**A 95% confidence interval establishes a 95% probability that the actual population parameter lies within our computed range.** This confidence level is among the most commonly used, offering a high degree of assurance while setting a standard for reliability in many research fields. Adopting a 95% confidence level reflects a commitment to robustness and accuracy in findings, necessitating a larger sample size than lower confidence intervals but justifying this with a strong level of confidence in the results obtained.

**The Z-score for a 95% interval is approximately 1.96.**

## How to calculate the Z-score for 95% confidence interval

A Z-table provides the area (probability) to the left of a Z-score in a standard normal distribution. Here’s how to use it for a 95% confidence interval:

**Determine Tail Areas:**Since a 95% confidence interval means 95% of the data is within the interval, there’s 2.5% of the data in each tail of the distribution (100% – 95% = 5%, divided by 2 because there are two tails).**Calculate Cumulative Area:**For a 95% confidence interval, we want the area to the left of the Z-score to include half of the tail area, plus the confidence interval itself. This equals**0.975**(95% confidence + 2.5% tail).**Find the Z-score in the Z-table:**Look up the area closest to 0.975 in the Z-table. The Z-score that corresponds to this area is approximately**1.96**. This is the value that indicates our data point is 1.96 standard deviations from the mean.

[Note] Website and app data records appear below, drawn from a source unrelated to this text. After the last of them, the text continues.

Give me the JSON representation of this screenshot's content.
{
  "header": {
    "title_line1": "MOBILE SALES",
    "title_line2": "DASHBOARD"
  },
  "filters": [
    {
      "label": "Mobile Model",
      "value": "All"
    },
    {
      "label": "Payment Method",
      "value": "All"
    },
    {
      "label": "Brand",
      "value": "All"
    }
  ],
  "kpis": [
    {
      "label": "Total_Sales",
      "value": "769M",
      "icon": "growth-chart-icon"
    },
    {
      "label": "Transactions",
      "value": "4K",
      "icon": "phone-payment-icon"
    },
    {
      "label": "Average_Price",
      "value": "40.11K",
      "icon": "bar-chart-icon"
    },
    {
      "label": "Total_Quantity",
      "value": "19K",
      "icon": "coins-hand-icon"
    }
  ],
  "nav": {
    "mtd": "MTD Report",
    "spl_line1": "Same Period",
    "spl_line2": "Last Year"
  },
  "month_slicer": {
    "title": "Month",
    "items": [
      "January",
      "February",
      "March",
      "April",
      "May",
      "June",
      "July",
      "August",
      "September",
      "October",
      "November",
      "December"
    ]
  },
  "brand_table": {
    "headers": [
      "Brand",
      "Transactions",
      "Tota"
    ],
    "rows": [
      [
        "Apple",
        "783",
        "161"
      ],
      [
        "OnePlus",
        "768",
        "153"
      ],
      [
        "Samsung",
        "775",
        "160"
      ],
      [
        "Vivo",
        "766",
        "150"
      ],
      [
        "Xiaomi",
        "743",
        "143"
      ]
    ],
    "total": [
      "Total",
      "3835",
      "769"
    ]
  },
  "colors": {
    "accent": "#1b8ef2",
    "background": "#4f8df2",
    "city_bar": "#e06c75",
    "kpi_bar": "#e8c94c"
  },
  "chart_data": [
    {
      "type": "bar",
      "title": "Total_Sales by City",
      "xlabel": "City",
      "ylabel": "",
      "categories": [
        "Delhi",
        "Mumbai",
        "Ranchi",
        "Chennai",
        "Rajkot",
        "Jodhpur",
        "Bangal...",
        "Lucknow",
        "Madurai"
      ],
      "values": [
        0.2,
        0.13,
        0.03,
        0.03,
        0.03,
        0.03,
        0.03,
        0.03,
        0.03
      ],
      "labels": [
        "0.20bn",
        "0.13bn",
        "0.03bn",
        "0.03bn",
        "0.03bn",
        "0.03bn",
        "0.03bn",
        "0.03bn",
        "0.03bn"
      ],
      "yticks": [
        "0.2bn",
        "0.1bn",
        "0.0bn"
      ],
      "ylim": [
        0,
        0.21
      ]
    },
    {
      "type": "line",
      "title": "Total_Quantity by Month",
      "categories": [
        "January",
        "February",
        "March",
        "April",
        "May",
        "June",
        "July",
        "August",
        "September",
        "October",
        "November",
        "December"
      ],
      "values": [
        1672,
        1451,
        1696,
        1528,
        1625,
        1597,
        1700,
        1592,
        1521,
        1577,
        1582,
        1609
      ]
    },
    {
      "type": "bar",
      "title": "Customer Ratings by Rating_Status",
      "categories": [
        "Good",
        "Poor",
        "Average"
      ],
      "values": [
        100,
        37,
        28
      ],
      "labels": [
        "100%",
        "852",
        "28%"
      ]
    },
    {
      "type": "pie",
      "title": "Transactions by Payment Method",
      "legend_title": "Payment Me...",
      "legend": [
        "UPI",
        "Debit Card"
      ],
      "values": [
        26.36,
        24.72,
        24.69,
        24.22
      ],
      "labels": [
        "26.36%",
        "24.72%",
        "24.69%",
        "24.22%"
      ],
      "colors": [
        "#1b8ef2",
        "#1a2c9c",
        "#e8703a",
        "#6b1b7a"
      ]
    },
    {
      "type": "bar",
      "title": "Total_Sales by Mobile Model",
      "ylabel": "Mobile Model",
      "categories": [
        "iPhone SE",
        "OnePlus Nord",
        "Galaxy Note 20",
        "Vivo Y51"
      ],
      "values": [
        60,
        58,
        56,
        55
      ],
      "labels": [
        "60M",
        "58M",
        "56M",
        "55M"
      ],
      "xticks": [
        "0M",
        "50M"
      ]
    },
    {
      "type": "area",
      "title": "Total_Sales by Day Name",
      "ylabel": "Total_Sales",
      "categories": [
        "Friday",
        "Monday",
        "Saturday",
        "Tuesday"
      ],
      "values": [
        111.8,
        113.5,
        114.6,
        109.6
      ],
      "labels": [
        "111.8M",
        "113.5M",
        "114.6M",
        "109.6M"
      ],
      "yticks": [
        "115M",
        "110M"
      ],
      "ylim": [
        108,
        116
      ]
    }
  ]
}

Below is a Z-table and how it was used to identify the Z-score for a 95% confidence interval.